Coastal access: Government 'must act'
The Institute of Public Rights of Way Management, which represents rights-of-way officers, said many thousands of pounds of taxpayers’ money earmarked to improve access to Britain’s coastline and boost tourism trade could be drained by costly legal disputes, unless the Government acts now.
Natural England, the Government’s countryside body, announced a £50m plan to unlock coastal areas for walkers on 3 April and immediately sparked warnings from owners of falling property prices and problems of liability if the public was granted access to areas of England’s coast to which there are no rights to walk.
The IPROW wants more done to address misconceptions about landowners’ liabilities and their fears of falling property prices, and warns that without action, money could be wasted in unnecessary legal costs and lost business.
Its president Alan Ibbotson said: “Around a third of the English coast is off-limits to walkers – making us much worse off than many comparable European countries, including France, Portugal and Denmark.
“When you consider that 12 million visits are paid to the National Trail network each year and that Natural England research shows the 630-mile long South West Coast Path alone generates an estimated £307m a year for the regional economy, this doesn’t make economic sense.”
The institute says expensive confrontation can be avoided. Mr Ibbotson continued: “It’s clear the Government must take positive action to avoid litigation and not let fears for property issues prevail.
“Consultation and negotiation is important here: the Institute of Public Rights of Way has specialist expertise in resolving access and property issues.
“The key is not to let this great opportunity for coastal access be wasted. Our members are engaged in resolving public access issues right across the country.
“We recognise the need to work with property owners, expecting very limited liabilities for them in a similar way to those under open access land. The time is right to address this glaring gap in public access, by allowing the English people and our visitors to enjoy the benefits of walking and relaxing along the coast, in keeping with many other countries worldwide.
“By working together, I am sure that solutions can be found.”
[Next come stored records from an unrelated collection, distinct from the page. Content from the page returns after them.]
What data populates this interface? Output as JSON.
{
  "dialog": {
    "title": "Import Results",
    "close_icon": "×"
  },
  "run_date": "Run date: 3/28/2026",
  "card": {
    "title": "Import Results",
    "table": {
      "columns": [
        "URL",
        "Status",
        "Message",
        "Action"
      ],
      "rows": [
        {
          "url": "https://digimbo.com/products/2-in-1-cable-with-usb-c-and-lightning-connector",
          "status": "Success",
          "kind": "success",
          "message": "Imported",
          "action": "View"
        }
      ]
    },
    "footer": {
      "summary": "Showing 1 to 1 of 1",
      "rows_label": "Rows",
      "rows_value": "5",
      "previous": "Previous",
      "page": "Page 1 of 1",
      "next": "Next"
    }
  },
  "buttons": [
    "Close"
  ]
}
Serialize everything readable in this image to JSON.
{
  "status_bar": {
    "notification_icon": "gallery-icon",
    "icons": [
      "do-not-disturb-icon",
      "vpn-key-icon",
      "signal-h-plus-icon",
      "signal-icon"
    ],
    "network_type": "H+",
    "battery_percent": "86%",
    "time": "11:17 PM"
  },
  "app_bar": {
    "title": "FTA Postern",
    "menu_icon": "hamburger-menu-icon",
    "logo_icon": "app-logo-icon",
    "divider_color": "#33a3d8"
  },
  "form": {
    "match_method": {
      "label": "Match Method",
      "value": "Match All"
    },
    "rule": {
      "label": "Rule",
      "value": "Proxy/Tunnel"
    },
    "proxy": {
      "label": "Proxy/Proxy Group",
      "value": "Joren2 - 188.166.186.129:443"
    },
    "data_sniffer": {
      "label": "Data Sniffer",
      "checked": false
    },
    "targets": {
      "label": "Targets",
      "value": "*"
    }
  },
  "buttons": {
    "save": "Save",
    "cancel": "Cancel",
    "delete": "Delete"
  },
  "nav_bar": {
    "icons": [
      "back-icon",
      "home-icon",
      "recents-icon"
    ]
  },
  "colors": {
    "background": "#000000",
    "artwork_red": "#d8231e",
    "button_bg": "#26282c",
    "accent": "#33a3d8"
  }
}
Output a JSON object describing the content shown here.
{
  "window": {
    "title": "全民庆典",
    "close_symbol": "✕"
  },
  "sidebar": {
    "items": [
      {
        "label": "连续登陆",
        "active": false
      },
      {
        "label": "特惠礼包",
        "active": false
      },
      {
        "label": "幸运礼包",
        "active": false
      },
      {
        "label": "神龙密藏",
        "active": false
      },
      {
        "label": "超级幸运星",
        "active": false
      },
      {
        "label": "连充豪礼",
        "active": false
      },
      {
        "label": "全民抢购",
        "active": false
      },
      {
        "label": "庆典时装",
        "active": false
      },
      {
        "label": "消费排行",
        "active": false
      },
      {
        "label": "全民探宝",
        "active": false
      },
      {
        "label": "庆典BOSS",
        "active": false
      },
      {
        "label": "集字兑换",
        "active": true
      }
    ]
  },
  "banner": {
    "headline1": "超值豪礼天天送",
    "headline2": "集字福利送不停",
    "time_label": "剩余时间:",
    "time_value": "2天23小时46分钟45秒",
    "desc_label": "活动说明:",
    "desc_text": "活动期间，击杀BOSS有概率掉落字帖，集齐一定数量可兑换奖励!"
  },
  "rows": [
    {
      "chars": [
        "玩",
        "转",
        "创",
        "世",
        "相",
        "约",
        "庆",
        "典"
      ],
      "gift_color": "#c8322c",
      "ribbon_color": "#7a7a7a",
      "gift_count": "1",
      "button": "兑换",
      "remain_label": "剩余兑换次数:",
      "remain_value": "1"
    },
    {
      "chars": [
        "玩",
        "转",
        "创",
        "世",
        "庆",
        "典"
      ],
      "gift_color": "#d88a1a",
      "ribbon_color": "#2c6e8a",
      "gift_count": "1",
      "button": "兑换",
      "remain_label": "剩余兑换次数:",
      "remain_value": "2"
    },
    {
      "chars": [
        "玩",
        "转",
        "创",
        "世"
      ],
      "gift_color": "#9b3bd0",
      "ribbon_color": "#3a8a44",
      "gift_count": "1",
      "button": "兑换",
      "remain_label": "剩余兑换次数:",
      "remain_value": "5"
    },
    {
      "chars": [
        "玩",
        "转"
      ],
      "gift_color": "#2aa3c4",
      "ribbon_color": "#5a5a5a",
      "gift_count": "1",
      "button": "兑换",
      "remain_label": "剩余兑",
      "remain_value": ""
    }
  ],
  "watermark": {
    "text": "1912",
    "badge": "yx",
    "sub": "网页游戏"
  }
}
Walkers, cyclists, horse riders, climbers and paddlers already enjoy access to the coast in Scotland, under the provisions of the Land Reform (Scotland) Act and a Wales coastal path is in the process of being established.